Exercise brief: Each entry should be printed exactly, with its images omitted.

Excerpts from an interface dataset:
=== Section Start ===

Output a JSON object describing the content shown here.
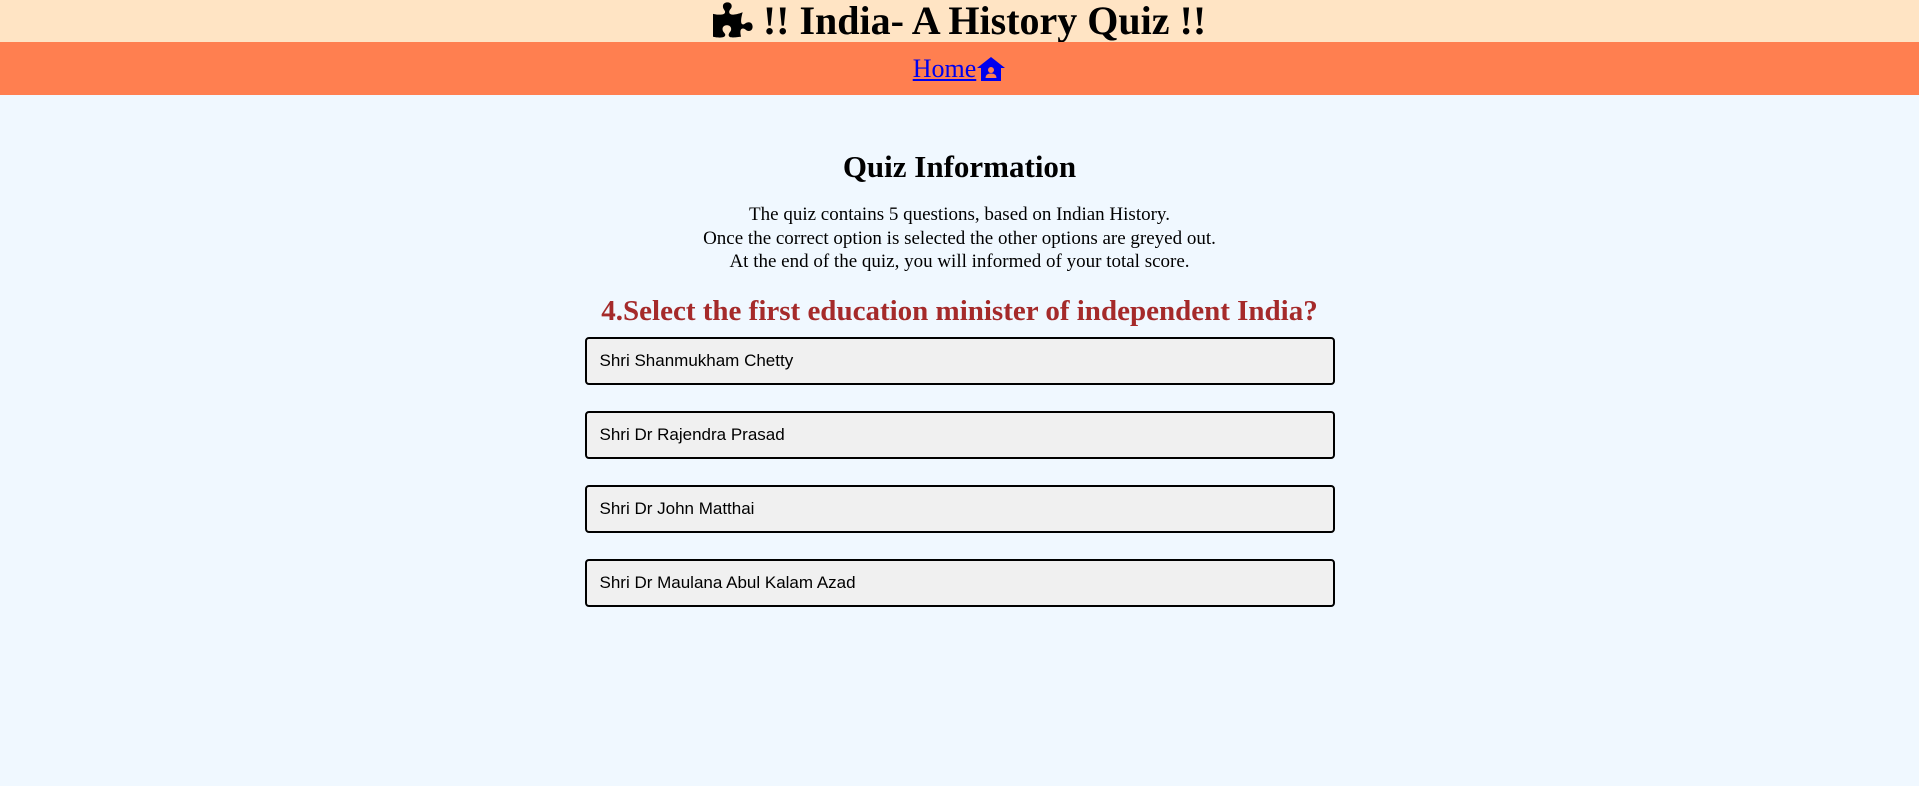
{
  "header": {
    "title": "!! India- A History Quiz !!",
    "icon": "puzzle-icon"
  },
  "nav": {
    "home_label": "Home",
    "home_icon": "home-icon",
    "link_color": "#0000ee"
  },
  "info": {
    "title": "Quiz Information",
    "lines": [
      "The quiz contains 5 questions, based on Indian History.",
      "Once the correct option is selected the other options are greyed out.",
      "At the end of the quiz, you will informed of your total score."
    ]
  },
  "question": {
    "text": "4.Select the first education minister of independent India?",
    "color": "#a52a2a"
  },
  "options": [
    "Shri Shanmukham Chetty",
    "Shri Dr Rajendra Prasad",
    "Shri Dr John Matthai",
    "Shri Dr Maulana Abul Kalam Azad"
  ],
  "colors": {
    "header_bg": "#ffe4c4",
    "nav_bg": "#ff7f50",
    "page_bg": "#f0f8ff"
  }
}
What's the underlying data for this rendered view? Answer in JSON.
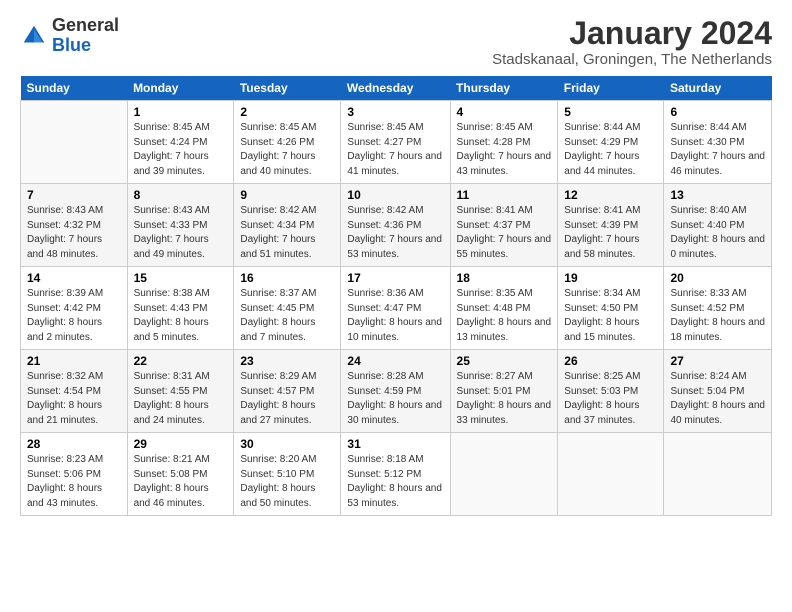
{
  "header": {
    "logo_general": "General",
    "logo_blue": "Blue",
    "month_title": "January 2024",
    "location": "Stadskanaal, Groningen, The Netherlands"
  },
  "days_of_week": [
    "Sunday",
    "Monday",
    "Tuesday",
    "Wednesday",
    "Thursday",
    "Friday",
    "Saturday"
  ],
  "weeks": [
    [
      {
        "day": "",
        "sunrise": "",
        "sunset": "",
        "daylight": ""
      },
      {
        "day": "1",
        "sunrise": "Sunrise: 8:45 AM",
        "sunset": "Sunset: 4:24 PM",
        "daylight": "Daylight: 7 hours and 39 minutes."
      },
      {
        "day": "2",
        "sunrise": "Sunrise: 8:45 AM",
        "sunset": "Sunset: 4:26 PM",
        "daylight": "Daylight: 7 hours and 40 minutes."
      },
      {
        "day": "3",
        "sunrise": "Sunrise: 8:45 AM",
        "sunset": "Sunset: 4:27 PM",
        "daylight": "Daylight: 7 hours and 41 minutes."
      },
      {
        "day": "4",
        "sunrise": "Sunrise: 8:45 AM",
        "sunset": "Sunset: 4:28 PM",
        "daylight": "Daylight: 7 hours and 43 minutes."
      },
      {
        "day": "5",
        "sunrise": "Sunrise: 8:44 AM",
        "sunset": "Sunset: 4:29 PM",
        "daylight": "Daylight: 7 hours and 44 minutes."
      },
      {
        "day": "6",
        "sunrise": "Sunrise: 8:44 AM",
        "sunset": "Sunset: 4:30 PM",
        "daylight": "Daylight: 7 hours and 46 minutes."
      }
    ],
    [
      {
        "day": "7",
        "sunrise": "Sunrise: 8:43 AM",
        "sunset": "Sunset: 4:32 PM",
        "daylight": "Daylight: 7 hours and 48 minutes."
      },
      {
        "day": "8",
        "sunrise": "Sunrise: 8:43 AM",
        "sunset": "Sunset: 4:33 PM",
        "daylight": "Daylight: 7 hours and 49 minutes."
      },
      {
        "day": "9",
        "sunrise": "Sunrise: 8:42 AM",
        "sunset": "Sunset: 4:34 PM",
        "daylight": "Daylight: 7 hours and 51 minutes."
      },
      {
        "day": "10",
        "sunrise": "Sunrise: 8:42 AM",
        "sunset": "Sunset: 4:36 PM",
        "daylight": "Daylight: 7 hours and 53 minutes."
      },
      {
        "day": "11",
        "sunrise": "Sunrise: 8:41 AM",
        "sunset": "Sunset: 4:37 PM",
        "daylight": "Daylight: 7 hours and 55 minutes."
      },
      {
        "day": "12",
        "sunrise": "Sunrise: 8:41 AM",
        "sunset": "Sunset: 4:39 PM",
        "daylight": "Daylight: 7 hours and 58 minutes."
      },
      {
        "day": "13",
        "sunrise": "Sunrise: 8:40 AM",
        "sunset": "Sunset: 4:40 PM",
        "daylight": "Daylight: 8 hours and 0 minutes."
      }
    ],
    [
      {
        "day": "14",
        "sunrise": "Sunrise: 8:39 AM",
        "sunset": "Sunset: 4:42 PM",
        "daylight": "Daylight: 8 hours and 2 minutes."
      },
      {
        "day": "15",
        "sunrise": "Sunrise: 8:38 AM",
        "sunset": "Sunset: 4:43 PM",
        "daylight": "Daylight: 8 hours and 5 minutes."
      },
      {
        "day": "16",
        "sunrise": "Sunrise: 8:37 AM",
        "sunset": "Sunset: 4:45 PM",
        "daylight": "Daylight: 8 hours and 7 minutes."
      },
      {
        "day": "17",
        "sunrise": "Sunrise: 8:36 AM",
        "sunset": "Sunset: 4:47 PM",
        "daylight": "Daylight: 8 hours and 10 minutes."
      },
      {
        "day": "18",
        "sunrise": "Sunrise: 8:35 AM",
        "sunset": "Sunset: 4:48 PM",
        "daylight": "Daylight: 8 hours and 13 minutes."
      },
      {
        "day": "19",
        "sunrise": "Sunrise: 8:34 AM",
        "sunset": "Sunset: 4:50 PM",
        "daylight": "Daylight: 8 hours and 15 minutes."
      },
      {
        "day": "20",
        "sunrise": "Sunrise: 8:33 AM",
        "sunset": "Sunset: 4:52 PM",
        "daylight": "Daylight: 8 hours and 18 minutes."
      }
    ],
    [
      {
        "day": "21",
        "sunrise": "Sunrise: 8:32 AM",
        "sunset": "Sunset: 4:54 PM",
        "daylight": "Daylight: 8 hours and 21 minutes."
      },
      {
        "day": "22",
        "sunrise": "Sunrise: 8:31 AM",
        "sunset": "Sunset: 4:55 PM",
        "daylight": "Daylight: 8 hours and 24 minutes."
      },
      {
        "day": "23",
        "sunrise": "Sunrise: 8:29 AM",
        "sunset": "Sunset: 4:57 PM",
        "daylight": "Daylight: 8 hours and 27 minutes."
      },
      {
        "day": "24",
        "sunrise": "Sunrise: 8:28 AM",
        "sunset": "Sunset: 4:59 PM",
        "daylight": "Daylight: 8 hours and 30 minutes."
      },
      {
        "day": "25",
        "sunrise": "Sunrise: 8:27 AM",
        "sunset": "Sunset: 5:01 PM",
        "daylight": "Daylight: 8 hours and 33 minutes."
      },
      {
        "day": "26",
        "sunrise": "Sunrise: 8:25 AM",
        "sunset": "Sunset: 5:03 PM",
        "daylight": "Daylight: 8 hours and 37 minutes."
      },
      {
        "day": "27",
        "sunrise": "Sunrise: 8:24 AM",
        "sunset": "Sunset: 5:04 PM",
        "daylight": "Daylight: 8 hours and 40 minutes."
      }
    ],
    [
      {
        "day": "28",
        "sunrise": "Sunrise: 8:23 AM",
        "sunset": "Sunset: 5:06 PM",
        "daylight": "Daylight: 8 hours and 43 minutes."
      },
      {
        "day": "29",
        "sunrise": "Sunrise: 8:21 AM",
        "sunset": "Sunset: 5:08 PM",
        "daylight": "Daylight: 8 hours and 46 minutes."
      },
      {
        "day": "30",
        "sunrise": "Sunrise: 8:20 AM",
        "sunset": "Sunset: 5:10 PM",
        "daylight": "Daylight: 8 hours and 50 minutes."
      },
      {
        "day": "31",
        "sunrise": "Sunrise: 8:18 AM",
        "sunset": "Sunset: 5:12 PM",
        "daylight": "Daylight: 8 hours and 53 minutes."
      },
      {
        "day": "",
        "sunrise": "",
        "sunset": "",
        "daylight": ""
      },
      {
        "day": "",
        "sunrise": "",
        "sunset": "",
        "daylight": ""
      },
      {
        "day": "",
        "sunrise": "",
        "sunset": "",
        "daylight": ""
      }
    ]
  ]
}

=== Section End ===

Output for this task:
Output a JSON object describing the content shown here.
{
  "header": {
    "title": "!! India- A History Quiz !!",
    "icon": "puzzle-icon"
  },
  "nav": {
    "home_label": "Home",
    "home_icon": "home-icon",
    "link_color": "#0000ee"
  },
  "info": {
    "title": "Quiz Information",
    "lines": [
      "The quiz contains 5 questions, based on Indian History.",
      "Once the correct option is selected the other options are greyed out.",
      "At the end of the quiz, you will informed of your total score."
    ]
  },
  "question": {
    "text": "4.Select the first education minister of independent India?",
    "color": "#a52a2a"
  },
  "options": [
    "Shri Shanmukham Chetty",
    "Shri Dr Rajendra Prasad",
    "Shri Dr John Matthai",
    "Shri Dr Maulana Abul Kalam Azad"
  ],
  "colors": {
    "header_bg": "#ffe4c4",
    "nav_bg": "#ff7f50",
    "page_bg": "#f0f8ff"
  }
}
What's the underlying data for this rendered view? Answer in JSON.
{
  "header": {
    "logo_general": "General",
    "logo_blue": "Blue",
    "month_title": "January 2024",
    "location": "Stadskanaal, Groningen, The Netherlands"
  },
  "days_of_week": [
    "Sunday",
    "Monday",
    "Tuesday",
    "Wednesday",
    "Thursday",
    "Friday",
    "Saturday"
  ],
  "weeks": [
    [
      {
        "day": "",
        "sunrise": "",
        "sunset": "",
        "daylight": ""
      },
      {
        "day": "1",
        "sunrise": "Sunrise: 8:45 AM",
        "sunset": "Sunset: 4:24 PM",
        "daylight": "Daylight: 7 hours and 39 minutes."
      },
      {
        "day": "2",
        "sunrise": "Sunrise: 8:45 AM",
        "sunset": "Sunset: 4:26 PM",
        "daylight": "Daylight: 7 hours and 40 minutes."
      },
      {
        "day": "3",
        "sunrise": "Sunrise: 8:45 AM",
        "sunset": "Sunset: 4:27 PM",
        "daylight": "Daylight: 7 hours and 41 minutes."
      },
      {
        "day": "4",
        "sunrise": "Sunrise: 8:45 AM",
        "sunset": "Sunset: 4:28 PM",
        "daylight": "Daylight: 7 hours and 43 minutes."
      },
      {
        "day": "5",
        "sunrise": "Sunrise: 8:44 AM",
        "sunset": "Sunset: 4:29 PM",
        "daylight": "Daylight: 7 hours and 44 minutes."
      },
      {
        "day": "6",
        "sunrise": "Sunrise: 8:44 AM",
        "sunset": "Sunset: 4:30 PM",
        "daylight": "Daylight: 7 hours and 46 minutes."
      }
    ],
    [
      {
        "day": "7",
        "sunrise": "Sunrise: 8:43 AM",
        "sunset": "Sunset: 4:32 PM",
        "daylight": "Daylight: 7 hours and 48 minutes."
      },
      {
        "day": "8",
        "sunrise": "Sunrise: 8:43 AM",
        "sunset": "Sunset: 4:33 PM",
        "daylight": "Daylight: 7 hours and 49 minutes."
      },
      {
        "day": "9",
        "sunrise": "Sunrise: 8:42 AM",
        "sunset": "Sunset: 4:34 PM",
        "daylight": "Daylight: 7 hours and 51 minutes."
      },
      {
        "day": "10",
        "sunrise": "Sunrise: 8:42 AM",
        "sunset": "Sunset: 4:36 PM",
        "daylight": "Daylight: 7 hours and 53 minutes."
      },
      {
        "day": "11",
        "sunrise": "Sunrise: 8:41 AM",
        "sunset": "Sunset: 4:37 PM",
        "daylight": "Daylight: 7 hours and 55 minutes."
      },
      {
        "day": "12",
        "sunrise": "Sunrise: 8:41 AM",
        "sunset": "Sunset: 4:39 PM",
        "daylight": "Daylight: 7 hours and 58 minutes."
      },
      {
        "day": "13",
        "sunrise": "Sunrise: 8:40 AM",
        "sunset": "Sunset: 4:40 PM",
        "daylight": "Daylight: 8 hours and 0 minutes."
      }
    ],
    [
      {
        "day": "14",
        "sunrise": "Sunrise: 8:39 AM",
        "sunset": "Sunset: 4:42 PM",
        "daylight": "Daylight: 8 hours and 2 minutes."
      },
      {
        "day": "15",
        "sunrise": "Sunrise: 8:38 AM",
        "sunset": "Sunset: 4:43 PM",
        "daylight": "Daylight: 8 hours and 5 minutes."
      },
      {
        "day": "16",
        "sunrise": "Sunrise: 8:37 AM",
        "sunset": "Sunset: 4:45 PM",
        "daylight": "Daylight: 8 hours and 7 minutes."
      },
      {
        "day": "17",
        "sunrise": "Sunrise: 8:36 AM",
        "sunset": "Sunset: 4:47 PM",
        "daylight": "Daylight: 8 hours and 10 minutes."
      },
      {
        "day": "18",
        "sunrise": "Sunrise: 8:35 AM",
        "sunset": "Sunset: 4:48 PM",
        "daylight": "Daylight: 8 hours and 13 minutes."
      },
      {
        "day": "19",
        "sunrise": "Sunrise: 8:34 AM",
        "sunset": "Sunset: 4:50 PM",
        "daylight": "Daylight: 8 hours and 15 minutes."
      },
      {
        "day": "20",
        "sunrise": "Sunrise: 8:33 AM",
        "sunset": "Sunset: 4:52 PM",
        "daylight": "Daylight: 8 hours and 18 minutes."
      }
    ],
    [
      {
        "day": "21",
        "sunrise": "Sunrise: 8:32 AM",
        "sunset": "Sunset: 4:54 PM",
        "daylight": "Daylight: 8 hours and 21 minutes."
      },
      {
        "day": "22",
        "sunrise": "Sunrise: 8:31 AM",
        "sunset": "Sunset: 4:55 PM",
        "daylight": "Daylight: 8 hours and 24 minutes."
      },
      {
        "day": "23",
        "sunrise": "Sunrise: 8:29 AM",
        "sunset": "Sunset: 4:57 PM",
        "daylight": "Daylight: 8 hours and 27 minutes."
      },
      {
        "day": "24",
        "sunrise": "Sunrise: 8:28 AM",
        "sunset": "Sunset: 4:59 PM",
        "daylight": "Daylight: 8 hours and 30 minutes."
      },
      {
        "day": "25",
        "sunrise": "Sunrise: 8:27 AM",
        "sunset": "Sunset: 5:01 PM",
        "daylight": "Daylight: 8 hours and 33 minutes."
      },
      {
        "day": "26",
        "sunrise": "Sunrise: 8:25 AM",
        "sunset": "Sunset: 5:03 PM",
        "daylight": "Daylight: 8 hours and 37 minutes."
      },
      {
        "day": "27",
        "sunrise": "Sunrise: 8:24 AM",
        "sunset": "Sunset: 5:04 PM",
        "daylight": "Daylight: 8 hours and 40 minutes."
      }
    ],
    [
      {
        "day": "28",
        "sunrise": "Sunrise: 8:23 AM",
        "sunset": "Sunset: 5:06 PM",
        "daylight": "Daylight: 8 hours and 43 minutes."
      },
      {
        "day": "29",
        "sunrise": "Sunrise: 8:21 AM",
        "sunset": "Sunset: 5:08 PM",
        "daylight": "Daylight: 8 hours and 46 minutes."
      },
      {
        "day": "30",
        "sunrise": "Sunrise: 8:20 AM",
        "sunset": "Sunset: 5:10 PM",
        "daylight": "Daylight: 8 hours and 50 minutes."
      },
      {
        "day": "31",
        "sunrise": "Sunrise: 8:18 AM",
        "sunset": "Sunset: 5:12 PM",
        "daylight": "Daylight: 8 hours and 53 minutes."
      },
      {
        "day": "",
        "sunrise": "",
        "sunset": "",
        "daylight": ""
      },
      {
        "day": "",
        "sunrise": "",
        "sunset": "",
        "daylight": ""
      },
      {
        "day": "",
        "sunrise": "",
        "sunset": "",
        "daylight": ""
      }
    ]
  ]
}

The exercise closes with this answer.